The latest look into trust levels across various sectors show media is low at 43 per cent. The figure is the same as last year, but a drop of 5 per cent from the year prior.
There had been some hope in October 2015 when the figure was at 54 per cent. However, the past six months has seen the trust deplete 11 per cent.
Similarly, the trust in the Government, NGOs and business have all dropped sharply in the past six months.
The Edelman Trust Barometer surveys more than 33,000 people around the world and looks at the credibility and trust the population has with various sectors.
“Trust in all institutions has mirrored the volatility that has characterised recent politics in Australia,” said Steve Spurr, CEO of Edelman Australia.
“With the shine coming off another political leader, this year’s results highlight how quickly trust can be lost in a person or institution.
This is a valuable lesson for institutions. We are entering a period in time that requires leaders to embrace authenticity and be viewed as a human rather than be judged by their list of achievements, to effectively build trust and connection with consumers.”
The survey looks at both the mass population (people aged over 18) and informed public respondents (those aged between 25-64, college educated with a significant amount of media consumption).
From a global perspective, there’s a widening gap of trust levels between those of the mass population and those in the informed public group. This gap is being driven by inequality in income, says the report.
“We are now observing the inequality of trust around the world,” said Iain Twine, CEO of South East Asia and Australasia at Edelman. “This brings a number of potential consequences including the rise of populist politicians, the blocking of innovation and the onset of protectionism and nativism.”
In Australia, 75 per cent of the population believe the gap between those who are wealthy and those who aren’t is widening, and that it should be on the government and business to create equality.

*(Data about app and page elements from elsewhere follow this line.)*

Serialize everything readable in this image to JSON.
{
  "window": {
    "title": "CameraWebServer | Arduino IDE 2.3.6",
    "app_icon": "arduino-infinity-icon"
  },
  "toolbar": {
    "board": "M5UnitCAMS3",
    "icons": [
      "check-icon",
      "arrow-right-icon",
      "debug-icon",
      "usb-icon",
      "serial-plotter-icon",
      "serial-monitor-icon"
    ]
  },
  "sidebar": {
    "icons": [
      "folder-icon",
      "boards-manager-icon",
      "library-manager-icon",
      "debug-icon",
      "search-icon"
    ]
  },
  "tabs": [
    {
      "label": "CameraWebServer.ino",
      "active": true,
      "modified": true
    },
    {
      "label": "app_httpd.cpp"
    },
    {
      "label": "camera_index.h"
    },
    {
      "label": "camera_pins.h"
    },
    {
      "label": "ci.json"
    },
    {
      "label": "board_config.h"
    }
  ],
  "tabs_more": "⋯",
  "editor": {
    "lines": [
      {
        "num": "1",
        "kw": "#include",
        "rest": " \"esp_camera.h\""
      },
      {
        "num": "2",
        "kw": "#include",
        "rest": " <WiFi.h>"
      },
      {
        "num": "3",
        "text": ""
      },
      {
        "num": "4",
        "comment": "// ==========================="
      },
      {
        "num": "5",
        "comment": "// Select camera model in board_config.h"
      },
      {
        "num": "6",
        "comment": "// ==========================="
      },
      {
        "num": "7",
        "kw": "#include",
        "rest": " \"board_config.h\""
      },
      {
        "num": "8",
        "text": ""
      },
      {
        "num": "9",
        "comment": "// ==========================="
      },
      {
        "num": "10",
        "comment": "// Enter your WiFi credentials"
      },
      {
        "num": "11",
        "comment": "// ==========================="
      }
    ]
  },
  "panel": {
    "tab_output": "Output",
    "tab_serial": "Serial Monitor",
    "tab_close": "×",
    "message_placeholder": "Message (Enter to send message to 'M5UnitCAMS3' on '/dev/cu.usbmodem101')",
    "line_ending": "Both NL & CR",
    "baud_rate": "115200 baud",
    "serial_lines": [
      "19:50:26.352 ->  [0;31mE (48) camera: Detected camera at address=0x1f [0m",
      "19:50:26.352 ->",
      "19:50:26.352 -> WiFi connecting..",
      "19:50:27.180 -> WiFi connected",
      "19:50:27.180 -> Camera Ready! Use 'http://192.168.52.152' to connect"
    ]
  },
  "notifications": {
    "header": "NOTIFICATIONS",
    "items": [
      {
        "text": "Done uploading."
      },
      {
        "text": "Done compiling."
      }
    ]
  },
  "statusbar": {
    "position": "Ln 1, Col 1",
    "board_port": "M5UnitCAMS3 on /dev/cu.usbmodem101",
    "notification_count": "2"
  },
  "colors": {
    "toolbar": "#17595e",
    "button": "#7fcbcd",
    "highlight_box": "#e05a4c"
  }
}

However, 46 per cent of Aussies don’t trust their employer to do the right thing.
Check out the full study here.